As published in That’s Life Magazine – Issue 43, by Samantha Ireland
Every Wednesday afternoon for the past two years I’ve walked to a house near mine to visit a very special friend. Sushi, a five-year-old Maltese x Shih-tzu, knows our routine and pops his little face through the fence in anticipation of my arrival.
‘Hello Sushi!’ I say, giving him a pat. ‘Are you ready for your walk?’
I volunteer for a not-for-profit organisation called Pets of Older Persons, or as it’s affectionately known, POOPS. Their catch cry is ‘Keeping pets and people together’, and volunteers help the elderly, disabled or those in palliative care with things such as dog walking, transport to the vet and grooming appointments.
I was 24 and at university when I heard about POOPS. Growing up, my family had cats but never a dog. I can help people and get my doggy fix at the same time! I thought. I started off walking two rescued greyhounds named Lizzy and Dizzy. Their lovely owner Anne had chronic arthritis and could no longer give them the exercise they needed. Five days a week, I’d go to Anne’s home, pick up Lizzy and Dizzy and take them for a walk.
Greyhounds don’t need as much exercise as you might think, so after our trot around the streets, Lizzy and Dizzy were more than happy to curl up in their beds by Anne’s feet and snooze for the rest of the day. When Anne eventually moved in with her family, her grandkids were able to walk Lizzy and Dizzy so she no longer needed help from POOPS.
I now work full-time as an occupational therapist, and my patients are elderly and recovering from things such as hip or knee replacements. I’ve referred quite a few of them to POOPS, so they can arrange for help with their pets while they’re recovering at home.
Sushi’s owner, Seham, has some mobility issues and can only take Sushi for a short wander out the front of their house. I like to make sure Sushi’s one big walk each week is special, so we head to the park where he can indulge in his favourite pastime – sniffing trees!

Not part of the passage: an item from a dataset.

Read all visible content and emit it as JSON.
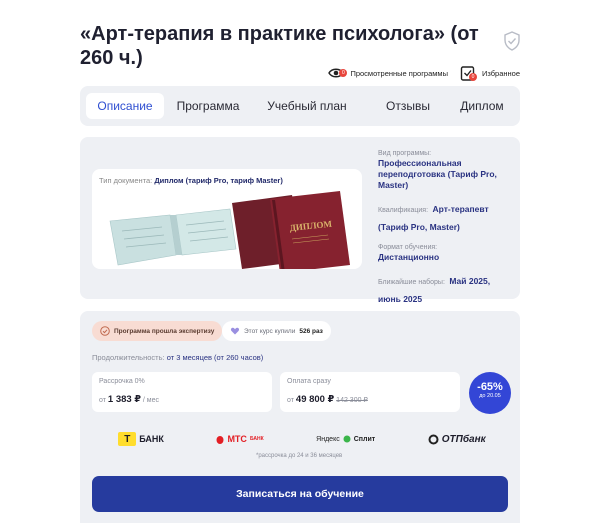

Seham is always so grateful when I bring him home. ‘Look at the smile on his face!’ Seham says. ‘Thank you so much, his walks make him so happy’.
It’s not just the owners who benefit, either. I did my honours research project on the benefits of older adults volunteering. Speaking to POOPS volunteers over 60, I found that not only did getting out and walking in the fresh air help their physical health, but volunteering also gave them back the sense of purpose that many reported losing after retirement.
I may not have as much free time as I did when I was at uni, but helping Seham and Sushi stay together makes me feel like I’m doing something worthwhile.